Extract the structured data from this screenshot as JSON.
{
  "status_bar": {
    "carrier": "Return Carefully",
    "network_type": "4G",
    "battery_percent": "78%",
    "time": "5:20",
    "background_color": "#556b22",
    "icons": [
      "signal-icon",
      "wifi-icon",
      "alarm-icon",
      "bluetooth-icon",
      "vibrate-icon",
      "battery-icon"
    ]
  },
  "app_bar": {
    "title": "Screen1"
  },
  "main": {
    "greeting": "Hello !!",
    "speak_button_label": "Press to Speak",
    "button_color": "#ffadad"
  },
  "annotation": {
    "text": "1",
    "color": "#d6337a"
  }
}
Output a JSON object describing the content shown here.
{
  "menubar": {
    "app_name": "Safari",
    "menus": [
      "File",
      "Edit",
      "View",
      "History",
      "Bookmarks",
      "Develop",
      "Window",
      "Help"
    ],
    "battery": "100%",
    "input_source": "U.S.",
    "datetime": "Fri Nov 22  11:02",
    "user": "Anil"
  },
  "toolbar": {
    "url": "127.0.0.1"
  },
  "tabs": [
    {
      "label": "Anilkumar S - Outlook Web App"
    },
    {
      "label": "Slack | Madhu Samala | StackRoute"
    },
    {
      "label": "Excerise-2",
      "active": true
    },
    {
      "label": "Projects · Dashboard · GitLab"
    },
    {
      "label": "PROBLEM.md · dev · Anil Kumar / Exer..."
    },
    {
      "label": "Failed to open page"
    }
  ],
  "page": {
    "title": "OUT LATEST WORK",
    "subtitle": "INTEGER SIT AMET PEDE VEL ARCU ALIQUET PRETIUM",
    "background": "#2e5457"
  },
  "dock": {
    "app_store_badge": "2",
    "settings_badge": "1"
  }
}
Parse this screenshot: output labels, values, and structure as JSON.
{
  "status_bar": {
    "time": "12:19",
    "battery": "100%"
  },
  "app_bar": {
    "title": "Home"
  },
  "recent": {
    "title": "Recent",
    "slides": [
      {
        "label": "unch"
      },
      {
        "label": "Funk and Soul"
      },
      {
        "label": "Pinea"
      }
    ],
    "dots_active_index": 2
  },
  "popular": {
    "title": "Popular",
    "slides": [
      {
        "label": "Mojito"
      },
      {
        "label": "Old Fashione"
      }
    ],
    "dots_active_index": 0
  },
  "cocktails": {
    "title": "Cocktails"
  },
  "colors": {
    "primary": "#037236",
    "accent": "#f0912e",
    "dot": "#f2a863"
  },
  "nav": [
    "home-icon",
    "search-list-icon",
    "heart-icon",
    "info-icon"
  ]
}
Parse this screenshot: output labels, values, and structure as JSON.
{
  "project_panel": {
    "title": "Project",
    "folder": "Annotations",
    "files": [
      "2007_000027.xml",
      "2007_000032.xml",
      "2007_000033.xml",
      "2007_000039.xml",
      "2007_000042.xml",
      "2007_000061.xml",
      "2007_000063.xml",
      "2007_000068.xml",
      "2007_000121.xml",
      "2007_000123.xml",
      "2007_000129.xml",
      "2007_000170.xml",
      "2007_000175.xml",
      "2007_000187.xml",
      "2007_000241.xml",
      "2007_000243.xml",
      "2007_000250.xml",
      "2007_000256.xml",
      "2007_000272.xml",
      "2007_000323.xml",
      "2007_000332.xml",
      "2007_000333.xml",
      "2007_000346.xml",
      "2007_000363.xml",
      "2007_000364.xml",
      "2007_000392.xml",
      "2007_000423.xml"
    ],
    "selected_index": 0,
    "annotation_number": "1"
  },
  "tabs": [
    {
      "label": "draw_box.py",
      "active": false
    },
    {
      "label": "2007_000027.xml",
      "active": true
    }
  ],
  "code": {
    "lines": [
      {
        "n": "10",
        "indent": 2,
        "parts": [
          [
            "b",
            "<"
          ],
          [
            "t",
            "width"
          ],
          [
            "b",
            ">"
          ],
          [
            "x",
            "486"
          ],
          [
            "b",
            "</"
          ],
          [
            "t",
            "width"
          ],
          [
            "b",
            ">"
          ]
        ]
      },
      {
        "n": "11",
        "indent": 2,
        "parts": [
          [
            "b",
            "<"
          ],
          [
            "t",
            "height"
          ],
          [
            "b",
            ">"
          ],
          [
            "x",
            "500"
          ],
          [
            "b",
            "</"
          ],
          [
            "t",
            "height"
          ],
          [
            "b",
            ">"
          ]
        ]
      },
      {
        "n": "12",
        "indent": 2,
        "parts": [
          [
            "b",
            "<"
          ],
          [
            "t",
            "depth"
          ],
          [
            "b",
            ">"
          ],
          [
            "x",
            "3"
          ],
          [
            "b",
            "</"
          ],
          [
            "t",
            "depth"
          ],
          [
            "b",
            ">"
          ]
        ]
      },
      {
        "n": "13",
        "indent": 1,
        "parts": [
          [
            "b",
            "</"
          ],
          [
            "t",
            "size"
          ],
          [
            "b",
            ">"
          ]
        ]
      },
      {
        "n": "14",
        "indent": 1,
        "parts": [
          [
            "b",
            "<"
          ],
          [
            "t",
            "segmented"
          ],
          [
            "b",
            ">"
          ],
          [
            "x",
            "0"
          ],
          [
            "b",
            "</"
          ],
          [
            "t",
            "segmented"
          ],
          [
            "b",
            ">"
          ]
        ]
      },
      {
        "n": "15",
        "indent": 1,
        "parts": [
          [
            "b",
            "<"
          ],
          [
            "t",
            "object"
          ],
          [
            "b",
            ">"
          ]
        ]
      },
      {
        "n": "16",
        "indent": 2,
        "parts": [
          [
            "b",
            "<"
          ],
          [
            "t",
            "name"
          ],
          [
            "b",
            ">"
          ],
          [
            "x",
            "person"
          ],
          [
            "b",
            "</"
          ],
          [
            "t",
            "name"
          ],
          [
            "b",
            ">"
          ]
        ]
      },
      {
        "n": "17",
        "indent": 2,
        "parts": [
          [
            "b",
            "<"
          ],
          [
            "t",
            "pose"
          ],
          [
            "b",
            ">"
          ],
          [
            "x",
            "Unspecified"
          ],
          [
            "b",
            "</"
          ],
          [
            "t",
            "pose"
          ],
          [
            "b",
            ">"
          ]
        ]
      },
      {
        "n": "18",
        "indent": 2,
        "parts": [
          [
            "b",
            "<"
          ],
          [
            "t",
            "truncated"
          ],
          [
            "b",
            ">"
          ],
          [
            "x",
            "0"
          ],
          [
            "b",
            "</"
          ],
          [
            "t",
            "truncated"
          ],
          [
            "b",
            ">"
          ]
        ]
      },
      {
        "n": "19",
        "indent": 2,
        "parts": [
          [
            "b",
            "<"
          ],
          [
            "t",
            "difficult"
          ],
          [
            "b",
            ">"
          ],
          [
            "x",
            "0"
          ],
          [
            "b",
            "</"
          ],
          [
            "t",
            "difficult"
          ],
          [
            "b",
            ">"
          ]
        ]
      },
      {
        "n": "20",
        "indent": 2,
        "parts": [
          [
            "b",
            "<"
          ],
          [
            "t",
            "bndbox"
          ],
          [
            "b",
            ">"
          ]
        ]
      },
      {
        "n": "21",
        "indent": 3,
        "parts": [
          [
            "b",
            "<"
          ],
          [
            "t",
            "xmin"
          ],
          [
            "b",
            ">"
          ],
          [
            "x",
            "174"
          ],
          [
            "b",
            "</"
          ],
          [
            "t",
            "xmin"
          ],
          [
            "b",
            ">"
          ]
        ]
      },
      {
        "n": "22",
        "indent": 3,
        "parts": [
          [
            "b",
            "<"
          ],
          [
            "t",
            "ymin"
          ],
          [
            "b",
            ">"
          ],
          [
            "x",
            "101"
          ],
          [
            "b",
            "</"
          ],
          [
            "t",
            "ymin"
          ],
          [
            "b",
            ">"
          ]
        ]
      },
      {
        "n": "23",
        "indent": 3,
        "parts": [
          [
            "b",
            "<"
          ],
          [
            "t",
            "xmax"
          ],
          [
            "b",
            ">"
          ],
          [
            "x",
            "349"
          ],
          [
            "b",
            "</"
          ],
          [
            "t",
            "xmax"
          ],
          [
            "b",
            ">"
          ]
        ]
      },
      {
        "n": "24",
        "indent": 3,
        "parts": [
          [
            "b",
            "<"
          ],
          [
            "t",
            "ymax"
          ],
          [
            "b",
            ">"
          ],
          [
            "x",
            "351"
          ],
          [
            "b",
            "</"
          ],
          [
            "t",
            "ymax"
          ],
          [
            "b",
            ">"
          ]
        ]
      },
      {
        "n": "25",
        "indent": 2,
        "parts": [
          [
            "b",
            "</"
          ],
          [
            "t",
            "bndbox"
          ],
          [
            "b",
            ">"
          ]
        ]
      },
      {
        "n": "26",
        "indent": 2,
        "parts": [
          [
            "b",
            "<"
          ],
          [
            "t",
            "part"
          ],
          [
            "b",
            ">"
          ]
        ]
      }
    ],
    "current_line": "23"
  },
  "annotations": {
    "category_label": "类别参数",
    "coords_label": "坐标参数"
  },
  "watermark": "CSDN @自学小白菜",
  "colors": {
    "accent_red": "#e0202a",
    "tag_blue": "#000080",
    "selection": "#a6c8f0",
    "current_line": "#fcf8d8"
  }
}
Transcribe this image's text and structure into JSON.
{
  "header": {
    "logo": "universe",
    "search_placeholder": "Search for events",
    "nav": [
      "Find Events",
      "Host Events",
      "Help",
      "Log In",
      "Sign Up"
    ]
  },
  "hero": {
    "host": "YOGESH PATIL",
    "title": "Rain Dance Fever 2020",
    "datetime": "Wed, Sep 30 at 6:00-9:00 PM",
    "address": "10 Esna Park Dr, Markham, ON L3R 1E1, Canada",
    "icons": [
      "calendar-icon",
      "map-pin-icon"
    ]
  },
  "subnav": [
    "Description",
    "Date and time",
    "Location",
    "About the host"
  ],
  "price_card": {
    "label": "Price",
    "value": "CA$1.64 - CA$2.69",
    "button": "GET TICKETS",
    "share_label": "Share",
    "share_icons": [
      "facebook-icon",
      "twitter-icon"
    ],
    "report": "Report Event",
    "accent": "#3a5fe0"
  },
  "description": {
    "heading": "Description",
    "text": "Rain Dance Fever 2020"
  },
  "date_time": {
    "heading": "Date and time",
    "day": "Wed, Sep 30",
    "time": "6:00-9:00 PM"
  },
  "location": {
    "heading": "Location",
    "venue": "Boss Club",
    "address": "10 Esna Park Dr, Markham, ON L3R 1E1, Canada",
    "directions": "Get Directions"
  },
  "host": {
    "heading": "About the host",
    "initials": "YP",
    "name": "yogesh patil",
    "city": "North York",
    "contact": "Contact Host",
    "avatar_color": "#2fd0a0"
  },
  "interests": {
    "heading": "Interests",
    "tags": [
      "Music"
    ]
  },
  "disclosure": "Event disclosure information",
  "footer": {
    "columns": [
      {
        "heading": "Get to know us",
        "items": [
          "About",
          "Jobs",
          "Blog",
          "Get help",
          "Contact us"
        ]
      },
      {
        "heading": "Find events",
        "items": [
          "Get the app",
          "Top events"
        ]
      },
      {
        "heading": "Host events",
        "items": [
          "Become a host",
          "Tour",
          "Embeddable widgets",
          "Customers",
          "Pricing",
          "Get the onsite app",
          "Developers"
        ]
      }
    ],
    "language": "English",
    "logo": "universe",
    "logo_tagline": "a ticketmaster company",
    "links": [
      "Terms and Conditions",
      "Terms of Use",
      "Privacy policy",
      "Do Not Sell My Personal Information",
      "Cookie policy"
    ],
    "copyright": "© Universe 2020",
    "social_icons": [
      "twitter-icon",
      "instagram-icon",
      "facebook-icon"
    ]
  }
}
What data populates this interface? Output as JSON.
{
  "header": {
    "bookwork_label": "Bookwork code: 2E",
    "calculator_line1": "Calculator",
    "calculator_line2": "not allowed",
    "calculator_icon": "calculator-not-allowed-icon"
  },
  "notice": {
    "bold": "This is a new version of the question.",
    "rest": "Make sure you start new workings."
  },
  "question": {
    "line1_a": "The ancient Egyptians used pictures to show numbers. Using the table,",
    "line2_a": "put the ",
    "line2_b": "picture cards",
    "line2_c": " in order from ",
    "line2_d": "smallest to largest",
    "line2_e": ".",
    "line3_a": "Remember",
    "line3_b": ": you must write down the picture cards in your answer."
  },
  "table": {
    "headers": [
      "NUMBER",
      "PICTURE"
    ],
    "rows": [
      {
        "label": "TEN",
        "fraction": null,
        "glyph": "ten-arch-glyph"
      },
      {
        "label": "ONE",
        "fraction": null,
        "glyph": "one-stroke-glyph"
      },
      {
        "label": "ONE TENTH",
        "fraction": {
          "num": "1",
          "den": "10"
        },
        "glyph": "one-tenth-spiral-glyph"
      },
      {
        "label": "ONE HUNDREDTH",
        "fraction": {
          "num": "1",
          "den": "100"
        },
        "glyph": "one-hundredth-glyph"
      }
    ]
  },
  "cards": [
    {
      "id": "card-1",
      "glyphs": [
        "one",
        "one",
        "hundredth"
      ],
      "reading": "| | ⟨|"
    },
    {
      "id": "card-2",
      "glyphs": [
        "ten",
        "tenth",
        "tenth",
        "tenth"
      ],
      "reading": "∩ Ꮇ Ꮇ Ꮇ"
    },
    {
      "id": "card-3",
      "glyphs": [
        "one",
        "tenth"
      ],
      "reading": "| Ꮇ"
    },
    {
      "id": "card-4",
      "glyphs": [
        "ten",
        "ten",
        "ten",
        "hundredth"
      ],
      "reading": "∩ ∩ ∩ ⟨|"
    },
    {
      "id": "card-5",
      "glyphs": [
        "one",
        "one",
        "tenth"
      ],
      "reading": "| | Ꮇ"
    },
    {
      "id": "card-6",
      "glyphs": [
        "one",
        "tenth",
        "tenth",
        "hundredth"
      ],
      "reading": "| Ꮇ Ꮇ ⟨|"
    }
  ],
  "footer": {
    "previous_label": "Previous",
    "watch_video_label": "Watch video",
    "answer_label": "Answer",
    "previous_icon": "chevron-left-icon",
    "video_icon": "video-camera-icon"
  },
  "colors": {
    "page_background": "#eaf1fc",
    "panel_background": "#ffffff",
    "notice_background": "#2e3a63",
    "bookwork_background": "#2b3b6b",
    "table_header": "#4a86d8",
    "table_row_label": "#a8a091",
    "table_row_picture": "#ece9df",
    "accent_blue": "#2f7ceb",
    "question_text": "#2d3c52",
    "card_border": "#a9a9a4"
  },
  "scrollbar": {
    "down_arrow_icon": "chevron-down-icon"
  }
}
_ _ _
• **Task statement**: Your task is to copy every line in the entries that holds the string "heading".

• **Written response**:
    "heading": "Description",
    "heading": "Date and time",
    "heading": "Location",
    "heading": "About the host",
    "heading": "Interests",
        "heading": "Get to know us",
        "heading": "Find events",
        "heading": "Host events",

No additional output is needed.